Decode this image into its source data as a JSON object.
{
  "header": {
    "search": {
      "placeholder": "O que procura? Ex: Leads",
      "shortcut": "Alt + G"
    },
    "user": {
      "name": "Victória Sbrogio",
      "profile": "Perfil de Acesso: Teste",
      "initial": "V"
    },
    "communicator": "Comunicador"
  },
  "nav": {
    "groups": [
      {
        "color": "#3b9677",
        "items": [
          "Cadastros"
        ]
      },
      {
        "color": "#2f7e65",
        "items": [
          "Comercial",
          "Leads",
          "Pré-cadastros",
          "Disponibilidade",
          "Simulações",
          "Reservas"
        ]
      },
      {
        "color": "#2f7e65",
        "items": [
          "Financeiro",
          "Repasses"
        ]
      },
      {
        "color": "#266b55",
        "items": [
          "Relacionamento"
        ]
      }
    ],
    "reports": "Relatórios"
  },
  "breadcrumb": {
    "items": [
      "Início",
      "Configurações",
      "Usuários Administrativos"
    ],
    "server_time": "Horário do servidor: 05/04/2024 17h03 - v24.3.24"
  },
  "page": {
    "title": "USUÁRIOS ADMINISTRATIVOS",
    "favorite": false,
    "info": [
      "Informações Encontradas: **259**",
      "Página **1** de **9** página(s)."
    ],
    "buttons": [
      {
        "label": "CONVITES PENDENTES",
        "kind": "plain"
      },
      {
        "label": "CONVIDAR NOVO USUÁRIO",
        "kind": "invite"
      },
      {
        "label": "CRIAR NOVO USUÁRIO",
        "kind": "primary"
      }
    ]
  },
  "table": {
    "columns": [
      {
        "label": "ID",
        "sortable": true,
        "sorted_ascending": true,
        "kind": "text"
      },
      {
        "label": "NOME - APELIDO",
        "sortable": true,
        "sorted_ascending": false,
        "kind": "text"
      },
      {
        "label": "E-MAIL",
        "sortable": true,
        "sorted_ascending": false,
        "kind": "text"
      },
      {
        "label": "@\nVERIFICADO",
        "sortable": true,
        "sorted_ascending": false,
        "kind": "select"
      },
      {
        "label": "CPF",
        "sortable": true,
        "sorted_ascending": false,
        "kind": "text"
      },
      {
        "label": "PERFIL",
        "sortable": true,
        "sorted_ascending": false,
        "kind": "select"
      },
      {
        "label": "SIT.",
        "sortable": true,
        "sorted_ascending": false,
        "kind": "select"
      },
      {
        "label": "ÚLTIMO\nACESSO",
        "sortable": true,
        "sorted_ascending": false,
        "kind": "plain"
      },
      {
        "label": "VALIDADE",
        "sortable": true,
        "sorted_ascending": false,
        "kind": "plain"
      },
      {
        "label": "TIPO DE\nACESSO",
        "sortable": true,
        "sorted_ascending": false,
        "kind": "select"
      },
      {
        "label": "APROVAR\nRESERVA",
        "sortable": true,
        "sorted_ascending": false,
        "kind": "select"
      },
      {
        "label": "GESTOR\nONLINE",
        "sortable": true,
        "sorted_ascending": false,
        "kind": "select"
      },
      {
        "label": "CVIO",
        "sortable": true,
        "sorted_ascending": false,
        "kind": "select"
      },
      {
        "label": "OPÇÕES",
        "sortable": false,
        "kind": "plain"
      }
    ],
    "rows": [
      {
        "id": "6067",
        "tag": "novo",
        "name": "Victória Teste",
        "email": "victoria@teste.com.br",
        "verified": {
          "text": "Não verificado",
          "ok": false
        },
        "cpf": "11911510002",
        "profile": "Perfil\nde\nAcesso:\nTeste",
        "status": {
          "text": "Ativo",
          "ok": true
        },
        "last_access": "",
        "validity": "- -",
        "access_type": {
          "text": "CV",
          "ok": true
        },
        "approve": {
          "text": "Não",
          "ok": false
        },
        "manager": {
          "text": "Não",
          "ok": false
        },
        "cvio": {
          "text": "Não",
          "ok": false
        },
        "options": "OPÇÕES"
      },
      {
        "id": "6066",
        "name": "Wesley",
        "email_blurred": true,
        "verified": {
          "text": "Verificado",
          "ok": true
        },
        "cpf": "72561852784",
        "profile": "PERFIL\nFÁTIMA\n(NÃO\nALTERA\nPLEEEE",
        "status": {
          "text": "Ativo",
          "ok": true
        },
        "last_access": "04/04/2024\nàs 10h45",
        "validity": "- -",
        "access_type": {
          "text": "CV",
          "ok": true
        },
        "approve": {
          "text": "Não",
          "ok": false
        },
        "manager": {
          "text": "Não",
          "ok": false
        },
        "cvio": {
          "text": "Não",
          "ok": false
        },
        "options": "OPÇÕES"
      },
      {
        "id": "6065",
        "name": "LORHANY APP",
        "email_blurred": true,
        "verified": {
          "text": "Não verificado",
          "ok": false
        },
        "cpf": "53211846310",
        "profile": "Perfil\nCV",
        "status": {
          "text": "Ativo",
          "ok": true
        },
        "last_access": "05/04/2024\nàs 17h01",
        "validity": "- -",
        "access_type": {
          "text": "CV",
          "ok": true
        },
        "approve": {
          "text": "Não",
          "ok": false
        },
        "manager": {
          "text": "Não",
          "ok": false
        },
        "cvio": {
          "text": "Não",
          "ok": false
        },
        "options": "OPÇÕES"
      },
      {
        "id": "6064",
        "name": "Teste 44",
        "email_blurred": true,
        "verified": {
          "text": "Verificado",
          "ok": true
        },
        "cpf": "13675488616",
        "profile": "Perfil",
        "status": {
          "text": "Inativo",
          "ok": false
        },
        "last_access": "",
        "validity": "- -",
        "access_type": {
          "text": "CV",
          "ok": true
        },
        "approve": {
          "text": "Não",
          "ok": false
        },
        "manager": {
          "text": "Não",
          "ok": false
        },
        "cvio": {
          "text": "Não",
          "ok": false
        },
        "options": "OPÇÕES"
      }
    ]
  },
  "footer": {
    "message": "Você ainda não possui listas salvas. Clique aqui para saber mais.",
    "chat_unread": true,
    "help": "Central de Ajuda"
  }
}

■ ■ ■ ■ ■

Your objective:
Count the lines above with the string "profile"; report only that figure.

Solution below:
5